Bareilles also recently emerged from being “under the sea” as Ariel in the Hollywood Bowl production of The Little Mermaid. Although she only played the role for two evenings, on June 3 and 4, her performance and the semi-staged musical itself received rave reviews. Seeing video of Bareilles as Ariel sparked the reminder of her now-famous “#SugarButterStall” performance at Waitress, during which Bareilles took to the stage prior to the preview performance on March 30 and sang songs from the beloved Disney movie while the tech crew fixed a glitch before the performance.

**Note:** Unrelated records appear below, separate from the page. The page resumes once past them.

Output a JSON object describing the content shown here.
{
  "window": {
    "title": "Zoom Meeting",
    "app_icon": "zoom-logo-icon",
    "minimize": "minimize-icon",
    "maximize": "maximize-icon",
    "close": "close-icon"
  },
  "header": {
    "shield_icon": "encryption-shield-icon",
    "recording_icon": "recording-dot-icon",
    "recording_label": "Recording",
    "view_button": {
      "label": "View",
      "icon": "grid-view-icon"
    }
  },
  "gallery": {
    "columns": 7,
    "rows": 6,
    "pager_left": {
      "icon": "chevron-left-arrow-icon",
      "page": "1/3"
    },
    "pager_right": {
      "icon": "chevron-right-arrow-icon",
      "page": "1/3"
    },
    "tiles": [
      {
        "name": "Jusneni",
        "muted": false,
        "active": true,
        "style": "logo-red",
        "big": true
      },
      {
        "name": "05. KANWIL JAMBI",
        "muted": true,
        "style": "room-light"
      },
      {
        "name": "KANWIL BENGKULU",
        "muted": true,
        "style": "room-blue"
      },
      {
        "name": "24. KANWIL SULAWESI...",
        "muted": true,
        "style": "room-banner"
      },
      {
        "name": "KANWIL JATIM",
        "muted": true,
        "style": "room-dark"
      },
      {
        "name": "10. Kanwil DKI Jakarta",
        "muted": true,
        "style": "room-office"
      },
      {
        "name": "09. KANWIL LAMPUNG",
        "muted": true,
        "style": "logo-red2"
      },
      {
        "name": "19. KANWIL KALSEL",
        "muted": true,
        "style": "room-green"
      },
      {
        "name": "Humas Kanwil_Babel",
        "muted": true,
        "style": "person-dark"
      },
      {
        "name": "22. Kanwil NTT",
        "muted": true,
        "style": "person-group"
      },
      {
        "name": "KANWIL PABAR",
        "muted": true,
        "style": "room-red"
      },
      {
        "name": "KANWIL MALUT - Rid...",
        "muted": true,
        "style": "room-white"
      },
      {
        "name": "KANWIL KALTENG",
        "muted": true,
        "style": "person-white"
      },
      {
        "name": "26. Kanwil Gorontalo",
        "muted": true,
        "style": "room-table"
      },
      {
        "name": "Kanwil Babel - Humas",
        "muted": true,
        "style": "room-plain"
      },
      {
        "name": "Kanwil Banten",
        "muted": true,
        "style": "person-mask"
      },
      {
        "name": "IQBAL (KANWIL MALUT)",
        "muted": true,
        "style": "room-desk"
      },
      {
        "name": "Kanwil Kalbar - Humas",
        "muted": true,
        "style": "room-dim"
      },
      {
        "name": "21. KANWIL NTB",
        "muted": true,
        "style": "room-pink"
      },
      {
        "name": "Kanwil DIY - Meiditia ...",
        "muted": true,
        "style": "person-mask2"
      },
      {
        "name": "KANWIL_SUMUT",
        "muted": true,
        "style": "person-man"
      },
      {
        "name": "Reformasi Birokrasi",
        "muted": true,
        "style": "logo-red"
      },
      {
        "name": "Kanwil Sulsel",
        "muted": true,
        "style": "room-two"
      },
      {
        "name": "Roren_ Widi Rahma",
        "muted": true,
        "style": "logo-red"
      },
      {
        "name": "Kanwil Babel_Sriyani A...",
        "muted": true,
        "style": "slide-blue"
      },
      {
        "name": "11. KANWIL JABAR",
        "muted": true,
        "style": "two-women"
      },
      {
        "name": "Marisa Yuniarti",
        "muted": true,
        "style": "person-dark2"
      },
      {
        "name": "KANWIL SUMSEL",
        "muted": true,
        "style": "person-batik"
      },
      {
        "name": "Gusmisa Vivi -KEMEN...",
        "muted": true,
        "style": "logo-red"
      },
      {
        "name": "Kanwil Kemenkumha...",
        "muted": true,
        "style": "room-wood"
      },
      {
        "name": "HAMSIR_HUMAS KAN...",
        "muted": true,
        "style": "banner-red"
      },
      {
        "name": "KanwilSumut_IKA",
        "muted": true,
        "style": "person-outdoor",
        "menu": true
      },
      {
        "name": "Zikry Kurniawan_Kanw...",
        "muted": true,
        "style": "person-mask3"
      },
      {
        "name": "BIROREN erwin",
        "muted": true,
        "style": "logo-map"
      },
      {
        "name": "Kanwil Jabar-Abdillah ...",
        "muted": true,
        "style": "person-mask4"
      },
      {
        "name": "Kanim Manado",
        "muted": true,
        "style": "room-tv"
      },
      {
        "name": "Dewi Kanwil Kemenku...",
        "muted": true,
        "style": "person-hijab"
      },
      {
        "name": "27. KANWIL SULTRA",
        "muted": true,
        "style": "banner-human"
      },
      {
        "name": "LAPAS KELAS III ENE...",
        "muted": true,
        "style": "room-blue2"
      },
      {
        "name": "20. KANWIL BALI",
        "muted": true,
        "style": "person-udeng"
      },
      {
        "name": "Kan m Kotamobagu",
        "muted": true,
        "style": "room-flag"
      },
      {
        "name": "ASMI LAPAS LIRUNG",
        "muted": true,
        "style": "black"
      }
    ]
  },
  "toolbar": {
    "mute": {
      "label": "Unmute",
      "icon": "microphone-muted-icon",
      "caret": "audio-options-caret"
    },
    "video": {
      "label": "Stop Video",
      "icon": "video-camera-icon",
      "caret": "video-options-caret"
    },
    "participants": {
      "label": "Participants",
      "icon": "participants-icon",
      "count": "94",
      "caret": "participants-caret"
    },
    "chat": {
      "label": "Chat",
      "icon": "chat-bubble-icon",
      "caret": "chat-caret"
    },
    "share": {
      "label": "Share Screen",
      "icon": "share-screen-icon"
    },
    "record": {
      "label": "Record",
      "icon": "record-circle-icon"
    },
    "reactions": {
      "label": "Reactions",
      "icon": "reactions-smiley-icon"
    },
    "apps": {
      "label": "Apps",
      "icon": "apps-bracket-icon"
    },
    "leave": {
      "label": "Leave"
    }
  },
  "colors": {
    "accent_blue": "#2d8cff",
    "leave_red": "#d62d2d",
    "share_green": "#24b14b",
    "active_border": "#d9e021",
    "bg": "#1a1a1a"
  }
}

Waitress won’t be Bareilles’ only Broadway musical for long. She contributed to the development of the new SpongeBob SquarePants musical as one of the featured composers and lyricists. Although there isn’t any information available about Bareilles’ song, and much about the production is being kept quiet, fans can expect to hear her signature blend of powerful lyrics and a catchy pop sound.
In the song “Vegas”, featured on Bareilles’ second album titled Little Voice, she writes the lyrics, “[Gonna] move to New York and tattoo my body with every Broadway show.” Bareilles has done just that and more by immersing herself in the theatre culture in New York, becoming an indelible part of the community she always aspired to be part of, and even taking it a step further by writing one of the most beautiful, honest musicals ever on a Broadway stage. Whether she takes home a Tony on Sunday, there is no question that Waitress – and Bareilles – matter to Broadway.